After the defeat, only the second in his career, Ali said,
"I never thought of losing, but now that it's happened, the only thing is to do it right. That's my obligation to all the people who believe in me. We all have to take defeats in life."
Bernie Sanders, listen to Muhammad Ali.
The Democratic primary is over. Hillary Clinton has secured the 2,383 delegates required to win
her party's presidential nomination -- amassing both more pledged delegates and superdelegates than Sanders.
It was unfortunate that the AP decided to call the race before states like California and New Jersey weighed in, but even those votes are just to confirm the now foregone conclusion. Say what you will about the primary rules and whether they should be reconsidered, Hillary Clinton played by those rules and won fair and square. And Bernie Sanders lost. The only thing left now is for Sanders "to do it right."
I still believe in Bernie Sanders. I believe in his commitment to make the Democratic Party more accountable to progressive populist values and to make American elections more accountable to voters. That has been his revolutionary mission from day one -- to disentangle our political system from Wall Street and big business and thus render the decisions and actions of politics less reflexively centrist.
And Sanders has already succeeded. Clinton is a more progressive and accountable candidate because of Sanders. Her positions on fracking, universal health care and the Trans-Pacific Partnership trade deal have all become more progressive because of Sanders' prodding.
That's good for Democrats and for Clinton. On the one hand, with Sanders out of contention, more progressive positions will help Clinton animate the Democratic base in the general election. And faced with Donald Trump, whose candidacy has in no small part been fueled by his anti-trade tirades, Clinton is in a stronger position to appeal to swing voters on this key populist issue.
Plus Sanders has made Clinton a better candidate in terms of style as well as substance. In debates and on the stump, Clinton has genuinely gotten better at being relaxed as well as at sharpening her points. Having a challenger forced her to raise her game for black and Latino voters, who likely otherwise would have been taken for granted as they usually are by the Democratic establishment.
Though I wish it had been even more pronounced than a few questions about "voters of color" during the Sanders-Clinton debates, it was still a noticeable and welcome change that we were discussing this at all, largely due to the unrelenting and important leadership of Black Lives Matter and pro-immigrant rights advocacy groups.
The longer-term work of the Sanders revolution remains unfinished, however. The Democratic Party still must grapple with how it reflects the broader populist moment sweeping the Democratic base and the entire country. Voters on both sides of the aisle are clearly fed up with politics as it is -- and understandably so.

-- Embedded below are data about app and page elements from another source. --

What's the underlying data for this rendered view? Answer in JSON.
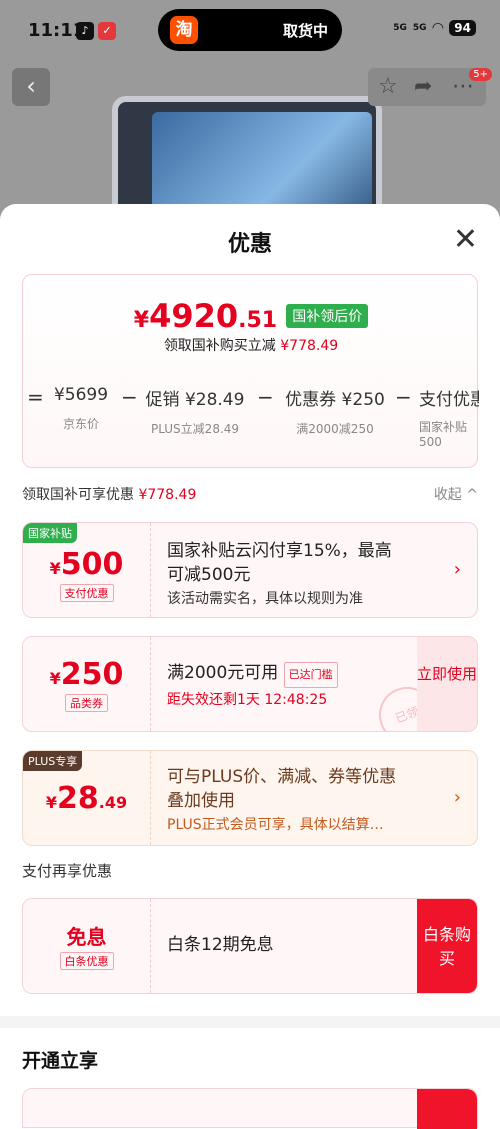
{
  "status": {
    "time": "11:11",
    "island_label": "取货中",
    "island_app": "淘",
    "battery": "94",
    "badge": "5+",
    "net1": "5G",
    "net2": "5G"
  },
  "sheet": {
    "title": "优惠"
  },
  "price": {
    "currency": "¥",
    "int": "4920",
    "dec": ".51",
    "tag": "国补领后价",
    "subtitle": "领取国补购买立减",
    "subtitle_amount": "¥778.49",
    "breakdown": [
      {
        "op": "=",
        "value": "¥5699",
        "label": "京东价"
      },
      {
        "op": "−",
        "value": "促销 ¥28.49",
        "label": "PLUS立减28.49"
      },
      {
        "op": "−",
        "value": "优惠券 ¥250",
        "label": "满2000减250"
      },
      {
        "op": "−",
        "value": "支付优惠",
        "label": "国家补贴\n500"
      }
    ]
  },
  "section1": {
    "label": "领取国补可享优惠",
    "amount": "¥778.49",
    "collapse": "收起 ^"
  },
  "cards": [
    {
      "corner": "国家补贴",
      "currency": "¥",
      "amount": "500",
      "amount_dec": "",
      "tag": "支付优惠",
      "line1": "国家补贴云闪付享15%，最高",
      "line2": "可减500元",
      "line3": "该活动需实名，具体以规则为准",
      "chev": "›"
    },
    {
      "currency": "¥",
      "amount": "250",
      "amount_dec": "",
      "tag": "品类券",
      "line1": "满2000元可用",
      "badge": "已达门槛",
      "line2": "距失效还剩1天 12:48:25",
      "button": "立即使用",
      "stamp": "已领"
    },
    {
      "corner": "PLUS专享",
      "currency": "¥",
      "amount": "28",
      "amount_dec": ".49",
      "line1": "可与PLUS价、满减、券等优惠",
      "line2": "叠加使用",
      "line3": "PLUS正式会员可享，具体以结算…",
      "chev": "›"
    }
  ],
  "section2": {
    "label": "支付再享优惠"
  },
  "pay_card": {
    "title": "免息",
    "tag": "白条优惠",
    "text": "白条12期免息",
    "button": "白条购买"
  },
  "section3": {
    "label": "开通立享"
  },
  "colors": {
    "accent": "#e4001f",
    "green": "#2fae4d",
    "button_red": "#f0142b"
  }
}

And Sanders remains uniquely positioned not only to crystalize that discontent but turn it into constructive action. So his supporters weren't able to win the primary race. They can still win the sort of vital structural reforms that will make politics more representative and accountable going forward. Sanders must continue to lead this fight.
What he must not do is continue to fight Clinton.
Instead he must enthusiastically and energetically support the Democratic Party nominee and urge all of his supporters to do the same. At the same point in 2008, large percentages of Clinton supporters said they wouldn't vote for Barack Obama if he became the Democratic nominee and many said they would support Republican John McCain instead, but those Clinton supporters eventually came around, in no small part because
Clinton herself vociferously encouraged them to do so.
Sanders and his supporters, myself included, have key differences with Clinton, and those differences won't go away. But they are undeniably dwarfed by the massive departure from core values and the lack of basic experience and competence that Trump represents. It's time for those who have even deep concerns about Clinton to come to their senses.
Bernie Sanders and Hillary Clinton agree on far, far more than they disagree. And we must not allow Trump to become president.
The Sanders revolution can and should continue on to the Democratic National Convention and beyond. But the Sanders campaign, in any formal sense of trying to win or wrest the nomination, should end.
The sting like a bee phase of this primary is over. It is now time for Sanders and his supporters to float magnanimously like butterflies -- to champion Hillary Clinton and defeat Donald Trump.